"I haven't had a bike since I was in middle school," said Mary Beth Kehrwald, 25. "This is great."
The bike comes with a helmet and lock donated by one of the shop's supporters. In Kehrwald's case, it also comes with bragging rights. "My boyfriend is a bike commuter, but he doesn't fix his own bike," she said.
On a recent Saturday, the budding mechanics in the class ranged in age from 14 to 62. None had started with anything beyond a rudimentary knowledge of bike repair, but what they lacked in experience, they made up for in inspiration. Kat Aymeloglu led the charge in that regard, tackling a single-speed bike that she intends to rebuild with 18 speeds, a project that involves refitting almost everything.
"The only thing I'm going to end up with [from the original] is the frame," Aymeloglu, 27, said as she tried to figure out how big of a gear hub she could squeeze onto the rear axle. "I knew nothing when I came here. I knew how to ride a bike, but that was about it."
The class worked under the patient tutelage of Angie Karr, the program's director. She'll do just about anything except actually work on one of the bikes herself; it's the participants who need to get their hands dirty.
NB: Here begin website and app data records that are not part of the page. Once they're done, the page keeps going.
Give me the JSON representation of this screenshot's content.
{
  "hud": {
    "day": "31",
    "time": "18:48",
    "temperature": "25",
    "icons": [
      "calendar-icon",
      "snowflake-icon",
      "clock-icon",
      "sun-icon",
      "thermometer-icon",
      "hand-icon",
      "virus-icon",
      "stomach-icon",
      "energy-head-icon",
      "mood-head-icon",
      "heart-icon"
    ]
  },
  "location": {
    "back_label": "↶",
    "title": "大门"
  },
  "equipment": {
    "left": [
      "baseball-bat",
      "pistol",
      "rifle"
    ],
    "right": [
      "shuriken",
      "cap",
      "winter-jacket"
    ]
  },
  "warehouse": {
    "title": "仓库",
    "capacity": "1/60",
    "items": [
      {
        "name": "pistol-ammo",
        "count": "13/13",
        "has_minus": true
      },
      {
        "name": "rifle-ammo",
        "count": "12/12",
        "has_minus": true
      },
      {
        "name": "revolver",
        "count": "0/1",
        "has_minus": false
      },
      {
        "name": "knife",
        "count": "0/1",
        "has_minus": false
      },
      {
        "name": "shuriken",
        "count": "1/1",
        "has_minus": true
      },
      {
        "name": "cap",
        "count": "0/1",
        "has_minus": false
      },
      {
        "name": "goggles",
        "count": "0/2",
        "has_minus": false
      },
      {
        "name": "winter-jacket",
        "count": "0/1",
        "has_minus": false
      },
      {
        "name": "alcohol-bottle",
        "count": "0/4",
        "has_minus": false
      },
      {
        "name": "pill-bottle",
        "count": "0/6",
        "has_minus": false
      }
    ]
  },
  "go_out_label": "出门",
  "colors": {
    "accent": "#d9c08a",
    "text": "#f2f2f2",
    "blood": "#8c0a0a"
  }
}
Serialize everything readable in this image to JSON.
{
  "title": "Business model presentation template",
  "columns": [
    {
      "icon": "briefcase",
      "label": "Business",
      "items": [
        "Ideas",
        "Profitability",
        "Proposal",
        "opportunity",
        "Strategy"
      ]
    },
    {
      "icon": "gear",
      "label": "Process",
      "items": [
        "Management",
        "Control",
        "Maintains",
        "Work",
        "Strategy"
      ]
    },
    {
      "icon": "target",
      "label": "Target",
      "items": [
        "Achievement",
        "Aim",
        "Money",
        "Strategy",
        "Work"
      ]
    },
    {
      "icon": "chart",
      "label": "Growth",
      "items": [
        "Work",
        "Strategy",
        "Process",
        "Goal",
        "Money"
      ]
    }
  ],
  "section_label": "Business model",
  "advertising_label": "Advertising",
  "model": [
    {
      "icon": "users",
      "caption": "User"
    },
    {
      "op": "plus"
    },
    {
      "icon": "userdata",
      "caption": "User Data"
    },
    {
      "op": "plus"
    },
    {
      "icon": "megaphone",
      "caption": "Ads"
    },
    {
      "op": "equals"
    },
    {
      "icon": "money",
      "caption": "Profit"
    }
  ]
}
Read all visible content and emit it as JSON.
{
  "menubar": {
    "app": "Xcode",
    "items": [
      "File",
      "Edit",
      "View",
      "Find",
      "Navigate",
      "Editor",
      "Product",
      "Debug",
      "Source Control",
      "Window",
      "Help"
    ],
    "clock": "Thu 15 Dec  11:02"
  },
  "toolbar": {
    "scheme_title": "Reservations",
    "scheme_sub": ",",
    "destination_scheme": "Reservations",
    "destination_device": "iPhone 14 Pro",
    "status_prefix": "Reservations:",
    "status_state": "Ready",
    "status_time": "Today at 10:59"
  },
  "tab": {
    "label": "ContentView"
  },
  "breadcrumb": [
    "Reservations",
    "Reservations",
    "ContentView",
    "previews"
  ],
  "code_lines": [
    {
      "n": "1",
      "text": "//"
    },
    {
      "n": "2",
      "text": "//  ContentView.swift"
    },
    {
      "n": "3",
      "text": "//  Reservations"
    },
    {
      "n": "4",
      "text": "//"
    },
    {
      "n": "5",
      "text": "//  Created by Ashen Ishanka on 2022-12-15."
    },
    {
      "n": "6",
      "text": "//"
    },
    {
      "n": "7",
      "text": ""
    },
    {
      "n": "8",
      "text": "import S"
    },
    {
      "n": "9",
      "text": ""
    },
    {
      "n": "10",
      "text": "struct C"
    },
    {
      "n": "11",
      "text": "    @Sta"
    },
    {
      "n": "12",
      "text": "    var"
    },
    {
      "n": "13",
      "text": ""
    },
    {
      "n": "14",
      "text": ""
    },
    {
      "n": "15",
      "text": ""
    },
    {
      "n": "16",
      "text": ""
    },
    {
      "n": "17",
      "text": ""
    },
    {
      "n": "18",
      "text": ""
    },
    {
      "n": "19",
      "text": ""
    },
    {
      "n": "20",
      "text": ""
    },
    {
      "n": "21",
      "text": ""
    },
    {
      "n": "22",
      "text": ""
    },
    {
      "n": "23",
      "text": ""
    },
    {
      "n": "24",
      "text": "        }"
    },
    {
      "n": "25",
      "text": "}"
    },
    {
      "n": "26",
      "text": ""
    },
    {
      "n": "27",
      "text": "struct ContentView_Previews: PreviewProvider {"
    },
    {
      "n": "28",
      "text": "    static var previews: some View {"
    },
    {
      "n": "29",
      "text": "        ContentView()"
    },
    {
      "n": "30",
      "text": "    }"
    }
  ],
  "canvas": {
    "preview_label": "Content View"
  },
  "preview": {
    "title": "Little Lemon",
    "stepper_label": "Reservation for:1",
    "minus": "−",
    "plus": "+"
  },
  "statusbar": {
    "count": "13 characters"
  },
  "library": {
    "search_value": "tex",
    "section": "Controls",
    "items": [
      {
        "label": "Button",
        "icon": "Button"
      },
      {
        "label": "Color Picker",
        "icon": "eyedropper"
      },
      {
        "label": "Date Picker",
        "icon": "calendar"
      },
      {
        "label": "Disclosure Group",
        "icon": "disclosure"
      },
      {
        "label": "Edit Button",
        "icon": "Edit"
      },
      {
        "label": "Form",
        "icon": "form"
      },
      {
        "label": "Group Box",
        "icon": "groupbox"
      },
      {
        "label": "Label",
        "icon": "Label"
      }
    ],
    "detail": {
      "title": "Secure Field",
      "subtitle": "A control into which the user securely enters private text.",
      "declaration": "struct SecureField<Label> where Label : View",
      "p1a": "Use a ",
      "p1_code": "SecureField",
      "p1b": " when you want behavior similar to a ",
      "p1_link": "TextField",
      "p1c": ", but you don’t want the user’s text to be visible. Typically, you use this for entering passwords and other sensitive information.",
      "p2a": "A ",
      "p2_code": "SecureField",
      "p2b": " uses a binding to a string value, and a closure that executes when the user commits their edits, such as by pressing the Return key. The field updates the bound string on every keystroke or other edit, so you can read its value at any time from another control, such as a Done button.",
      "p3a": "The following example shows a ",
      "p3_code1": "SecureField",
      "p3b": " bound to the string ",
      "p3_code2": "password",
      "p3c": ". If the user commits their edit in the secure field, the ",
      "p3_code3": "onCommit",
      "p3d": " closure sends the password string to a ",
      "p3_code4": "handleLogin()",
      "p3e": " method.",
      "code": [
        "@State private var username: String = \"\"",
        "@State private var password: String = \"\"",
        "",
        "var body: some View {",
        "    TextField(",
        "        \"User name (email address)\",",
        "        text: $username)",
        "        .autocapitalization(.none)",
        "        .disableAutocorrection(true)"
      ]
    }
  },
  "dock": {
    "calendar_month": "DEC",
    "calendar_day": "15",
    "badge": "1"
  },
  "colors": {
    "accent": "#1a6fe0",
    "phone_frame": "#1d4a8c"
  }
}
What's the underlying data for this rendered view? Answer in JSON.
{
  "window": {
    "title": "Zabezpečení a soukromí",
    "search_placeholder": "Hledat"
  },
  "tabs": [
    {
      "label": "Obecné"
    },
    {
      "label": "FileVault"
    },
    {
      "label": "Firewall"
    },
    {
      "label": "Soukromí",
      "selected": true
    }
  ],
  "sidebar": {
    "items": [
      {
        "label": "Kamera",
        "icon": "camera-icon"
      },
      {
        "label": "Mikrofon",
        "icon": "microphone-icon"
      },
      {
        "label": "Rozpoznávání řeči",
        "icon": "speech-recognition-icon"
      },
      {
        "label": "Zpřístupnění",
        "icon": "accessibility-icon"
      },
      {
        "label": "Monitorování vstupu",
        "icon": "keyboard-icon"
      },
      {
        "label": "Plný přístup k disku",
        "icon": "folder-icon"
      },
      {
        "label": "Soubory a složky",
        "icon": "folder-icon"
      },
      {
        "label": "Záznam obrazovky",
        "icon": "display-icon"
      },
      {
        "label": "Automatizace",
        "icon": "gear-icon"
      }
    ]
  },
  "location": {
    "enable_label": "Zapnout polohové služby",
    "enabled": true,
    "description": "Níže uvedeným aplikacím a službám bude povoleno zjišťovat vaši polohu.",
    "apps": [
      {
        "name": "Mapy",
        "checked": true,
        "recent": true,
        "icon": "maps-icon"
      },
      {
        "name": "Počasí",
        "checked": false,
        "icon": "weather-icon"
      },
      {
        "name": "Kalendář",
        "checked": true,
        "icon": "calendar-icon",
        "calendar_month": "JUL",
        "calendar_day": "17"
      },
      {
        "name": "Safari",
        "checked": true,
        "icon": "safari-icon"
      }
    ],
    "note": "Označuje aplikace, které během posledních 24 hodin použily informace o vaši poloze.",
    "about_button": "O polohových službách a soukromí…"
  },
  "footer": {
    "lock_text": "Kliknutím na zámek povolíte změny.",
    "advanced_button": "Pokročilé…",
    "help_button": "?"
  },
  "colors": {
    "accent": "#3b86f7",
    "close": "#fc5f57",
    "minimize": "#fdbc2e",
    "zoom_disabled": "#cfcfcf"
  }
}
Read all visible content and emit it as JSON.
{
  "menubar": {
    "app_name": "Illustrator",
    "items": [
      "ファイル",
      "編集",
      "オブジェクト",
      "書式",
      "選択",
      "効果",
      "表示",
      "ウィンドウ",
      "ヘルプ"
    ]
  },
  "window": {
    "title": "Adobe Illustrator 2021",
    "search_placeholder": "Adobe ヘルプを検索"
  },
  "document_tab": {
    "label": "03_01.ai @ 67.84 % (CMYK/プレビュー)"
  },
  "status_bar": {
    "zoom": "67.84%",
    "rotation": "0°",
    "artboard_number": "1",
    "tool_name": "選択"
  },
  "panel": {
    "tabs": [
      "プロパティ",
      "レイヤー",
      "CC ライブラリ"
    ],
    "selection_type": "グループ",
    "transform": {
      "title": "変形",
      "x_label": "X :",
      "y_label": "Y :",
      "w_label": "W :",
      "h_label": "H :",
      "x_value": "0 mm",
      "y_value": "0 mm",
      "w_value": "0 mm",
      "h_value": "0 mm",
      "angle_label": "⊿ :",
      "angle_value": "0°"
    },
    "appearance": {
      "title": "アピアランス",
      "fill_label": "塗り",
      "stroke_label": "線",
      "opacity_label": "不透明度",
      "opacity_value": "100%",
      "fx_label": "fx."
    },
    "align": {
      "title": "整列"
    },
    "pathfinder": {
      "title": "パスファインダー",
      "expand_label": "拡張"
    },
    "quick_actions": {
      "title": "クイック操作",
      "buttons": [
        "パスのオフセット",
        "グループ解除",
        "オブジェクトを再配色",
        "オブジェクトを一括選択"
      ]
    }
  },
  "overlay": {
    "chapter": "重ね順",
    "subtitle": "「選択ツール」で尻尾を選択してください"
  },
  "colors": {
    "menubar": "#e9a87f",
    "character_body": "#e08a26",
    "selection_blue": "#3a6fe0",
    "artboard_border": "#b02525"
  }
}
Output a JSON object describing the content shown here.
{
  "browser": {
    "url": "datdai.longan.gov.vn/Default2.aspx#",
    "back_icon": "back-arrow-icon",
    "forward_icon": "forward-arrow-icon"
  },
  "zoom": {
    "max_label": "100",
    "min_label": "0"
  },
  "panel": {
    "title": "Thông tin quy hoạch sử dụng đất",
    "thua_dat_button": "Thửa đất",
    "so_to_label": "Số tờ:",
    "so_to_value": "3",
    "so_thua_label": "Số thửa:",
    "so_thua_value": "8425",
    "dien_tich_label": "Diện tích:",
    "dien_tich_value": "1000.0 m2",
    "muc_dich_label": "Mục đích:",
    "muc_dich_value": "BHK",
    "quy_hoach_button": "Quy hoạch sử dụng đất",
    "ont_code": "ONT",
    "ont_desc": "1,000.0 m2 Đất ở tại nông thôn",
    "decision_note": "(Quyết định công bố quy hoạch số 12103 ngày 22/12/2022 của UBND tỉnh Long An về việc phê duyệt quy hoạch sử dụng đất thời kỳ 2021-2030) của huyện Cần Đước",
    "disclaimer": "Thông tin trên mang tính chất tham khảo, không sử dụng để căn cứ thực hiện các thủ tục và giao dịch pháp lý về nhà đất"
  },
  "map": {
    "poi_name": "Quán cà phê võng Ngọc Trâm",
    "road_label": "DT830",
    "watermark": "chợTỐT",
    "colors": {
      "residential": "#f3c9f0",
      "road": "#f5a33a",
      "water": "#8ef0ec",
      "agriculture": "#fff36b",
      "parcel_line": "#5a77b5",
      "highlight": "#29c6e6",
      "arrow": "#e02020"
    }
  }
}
"Doing it yourself is one of the best ways to learn," she said. "We want people to know how to keep their bikes working. This isn't just about bike mechanics. It's about choosing a bike lifestyle, about using bikes as a form of transportation, and that includes having the skills to maintain the bikes."
Keeping it positive
As Karr moved around the class, she mixed advice about which wrench to use with pep talks about how great people were doing, especially those who didn't think they were doing so great.
"Everyone learns at their own pace," she assured them. The class lasts four sessions, but after that participants can go to the bike store's "open shop" where she or another staff member is on hand to offer help. "You can take as long as you need," she promised.
Alisha Roopchand, 18, appreciated that approach.
"We get to figure things out for ourselves, but that takes time," she said. "You get the tools and the know-how and a chance to play around with them."
Abdullahi Gaafaa, 14, represented the other end of the timing spectrum. He was intent on wheeling his bike out of the store as soon as possible, and his focus was paying off. He asked Karr a question that caught her off guard.
"I wasn't planning to get to that until next week, but OK," she said before showing him the necessary steps.
Each class focuses on a different part of the bike. For this session, it was wheels, including maintaining and repairing axles and "truing" wheels by adjusting or replacing spokes. Karr started with a lecture that included a demonstration and an explanatory handout covered with diagrams, then turned the wannabe mechanics loose at their workstations.
The parts necessary for the repairs come from donated bikes that are deemed irreparable. That keeps costs down while also fulfilling the store's mandate to foster a greener lifestyle.
"We never turn down a donation [of a bike], no matter how bad of shape it's in,'' Karr said. "Everything that we can keep out of a landfill helps."
Some people take the class as much for the knowledge they get as for the bike. Mike Garry, 62, was one of them.
"When I was 8, I was taking 40-mile bike rides with my older brothers," he said. "I've been riding bikes for a while. I figured that it was time I learned how to fix one."
By the end of the class, Macalester students Pierce and Khan had managed to refurbish the wheels on two bikes, one for each of them. They've moved into an apartment off campus and are counting on the bikes to further their education.
"This is how we're going to get to class," Khan said.
Jeff Strickler • 612-673-7392